• **TASK MATERIAL**
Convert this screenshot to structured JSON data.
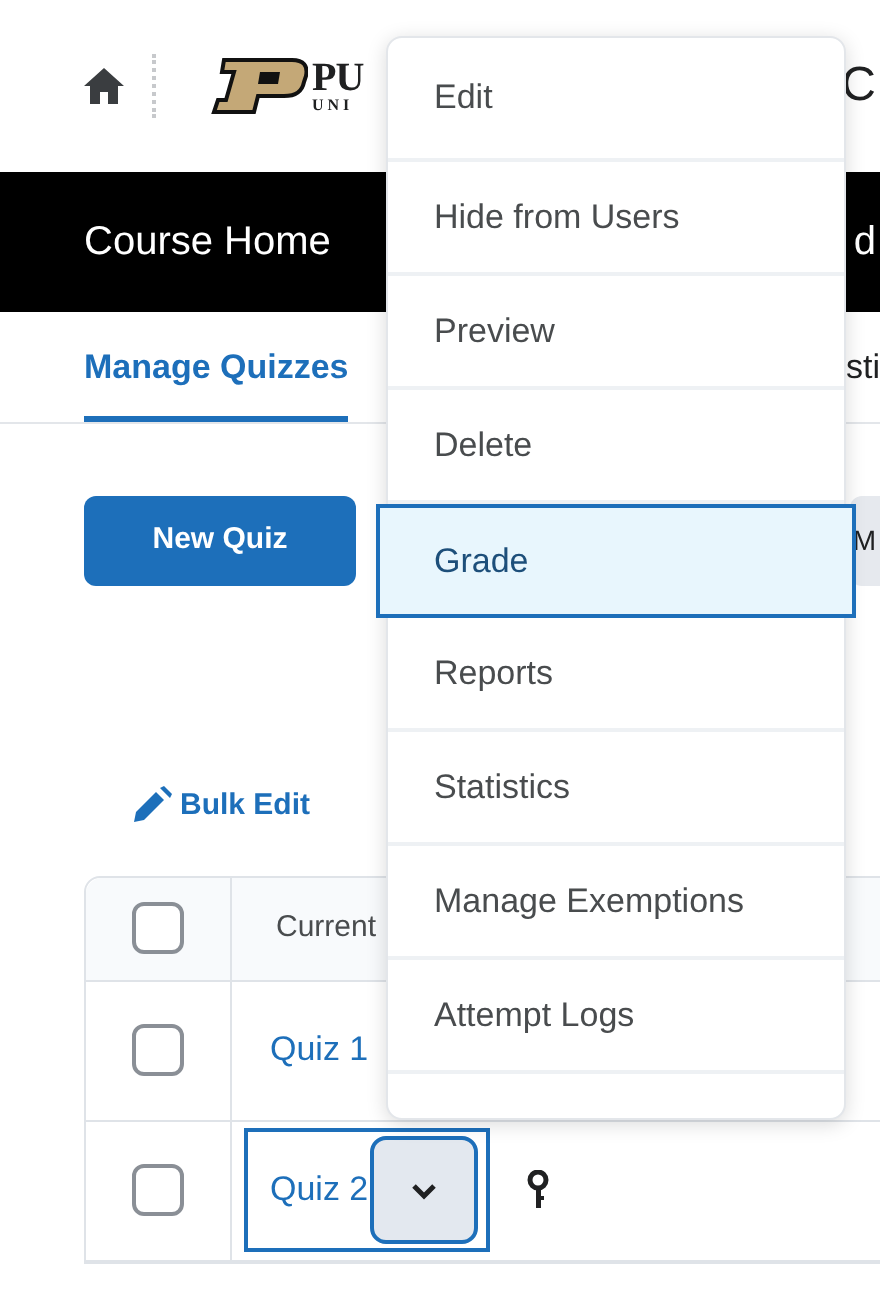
{
  "header": {
    "logo_text": "PU",
    "logo_subtext": "UNI",
    "title": "C"
  },
  "nav": {
    "items": [
      {
        "label": "Course Home"
      },
      {
        "label": "d"
      }
    ]
  },
  "tabs": [
    {
      "label": "Manage Quizzes",
      "selected": true
    },
    {
      "label": "sti",
      "selected": false
    }
  ],
  "toolbar": {
    "buttons": [
      {
        "label": "New Quiz",
        "kind": "primary"
      },
      {
        "label": "M",
        "kind": "secondary"
      }
    ]
  },
  "bulk_edit": {
    "label": "Bulk Edit"
  },
  "table": {
    "header_checkbox": {
      "checked": false
    },
    "columns": [
      "Current"
    ],
    "rows": [
      {
        "name": "Quiz 1",
        "checked": false,
        "focused": false
      },
      {
        "name": "Quiz 2",
        "checked": false,
        "focused": true,
        "locked": true
      }
    ]
  },
  "context_menu": {
    "items": [
      {
        "label": "Edit",
        "selected": false
      },
      {
        "label": "Hide from Users",
        "selected": false
      },
      {
        "label": "Preview",
        "selected": false
      },
      {
        "label": "Delete",
        "selected": false
      },
      {
        "label": "Grade",
        "selected": true
      },
      {
        "label": "Reports",
        "selected": false
      },
      {
        "label": "Statistics",
        "selected": false
      },
      {
        "label": "Manage Exemptions",
        "selected": false
      },
      {
        "label": "Attempt Logs",
        "selected": false
      }
    ]
  }
}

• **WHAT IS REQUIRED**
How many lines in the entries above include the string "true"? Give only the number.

• **RESPONSE AREA**
4